Working with families in business involves dealing with complex issues and profound challenges – from sibling rivalry to dysfunctional intergenerational expectations. Perhaps no problem is more complex, for both the family and the business, than succession planning. Accountants, acting as trusted advisers, have an important role to play in helping families to deal with this major issue, and plan for the future.
The family business sector accounts for 60 to 70 percent of all registered businesses in the US, UK and Australia. For many chartered accountants anywhere between 80 to 90 percent of their clients fit into the family business / private business category.
There’s no such thing as a typical family business. A common misconception is that family business and small business are the same thing. That’s simply and obviously wrong – small business is actually a subset of family business. What’s more, no matter whether a business is large or small, although it will have unique specific issues, its broader issues will generally be similar to those of most others.
Family businesses are found in almost every sector of the business community – from manufacturing and importing to retailing and professional services. Many of Australia’s most dynamic private businesses are owned by families and over 2/3 of BRW’s Rich List is populated by people who’ve made their money in family businesses. At the top end we see the likes of Rinehart, Packer, Pratt and Smorgon, and there are many more in the $10M to $100M range.
Having family members involved in a business can result in tensions and challenges that aren’t present in other businesses. For instance, in a family business individuals tend to have more prominence and influence than they would in a comparable corporate environment. Meanwhile, family alliances, loyalties and antagonisms loom much larger than in non-family operations.
Classic family business conflicts includes sibling rivalry and intergenerational clashes between parents and children.

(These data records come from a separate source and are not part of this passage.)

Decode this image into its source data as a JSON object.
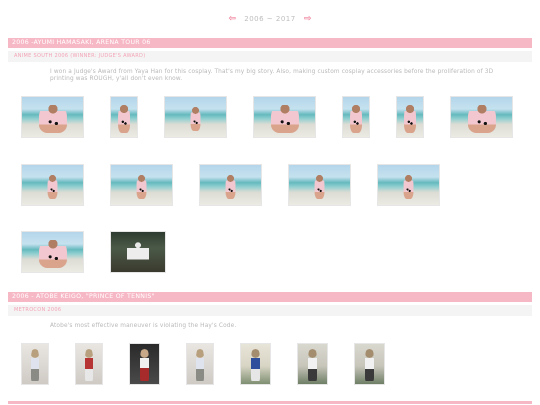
{
  "nav": {
    "prev_icon": "left-arrow-icon",
    "next_icon": "right-arrow-icon",
    "year_range": "2006 ~ 2017"
  },
  "sections": [
    {
      "title": "2006 -AYUMI HAMASAKI, ARENA TOUR 06",
      "subtitle": "ANIME SOUTH 2006 (WINNER: JUDGE'S AWARD)",
      "description": "I won a Judge's Award from Yaya Han for this cosplay. That's my big story. Also, making custom cosplay accessories before the proliferation of 3D printing was ROUGH, y'all don't even know."
    },
    {
      "title": "2006 - ATOBE KEIGO, \"PRINCE OF TENNIS\"",
      "subtitle": "METROCON 2006",
      "description": "Atobe's most effective maneuver is violating the Hay's Code."
    }
  ]
}
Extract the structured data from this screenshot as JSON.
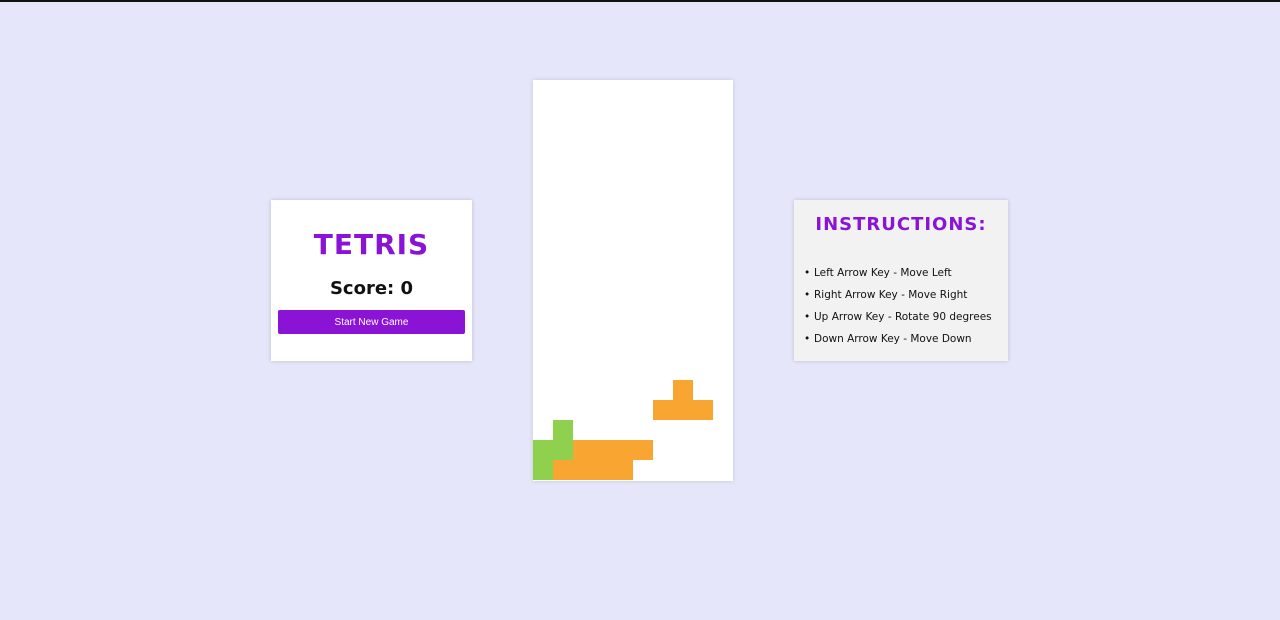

When there are three generations working in a business at the same time the possibilities become almost endless!
Families have all sorts of expectations about how their people will behave – often underpinned more by naïve and trusting assumptions than by any established process of open discussion, policy formulation, or stated “rules of engagement”.
A major challenge for accountants working with family businesses is to identify developing conflicts before they cause catastrophic damage to the family and the business. Accountants acting as trusted advisers are uniquely well-placed to help families deal with such problems, but sadly many see this as being far beyond their engagement, skills and courage. This both constitutes failing to discharge the responsibilities of a trusted adviser, and opens the door to other advisers who are willing to assist, particularly those with additional training in family business matters.
Succession planning is one of those critical areas in which accountants can greatly assist their established clients. It’s generally more helpful to think of it as “leadership transition” in the family and its business, as this helps to define the context for continuity planning in the accountant’s practice. It’s remarkably common for family businesses to change their advisers when a generation retires, partly because the incoming generation has its own friends and contacts, partly because there’s a natural urge to sweep away Dad’s (or Mum’s) people, and often because many professional practices fail to plan their own continuity by not encouraging their own next generation of practice leaders to build strong and trusting relationships with the business successors amongst their clients.
By helping clients deal with succession issues accounting firms are dealing with their own succession plans – building enduring relationships with clients across new generations.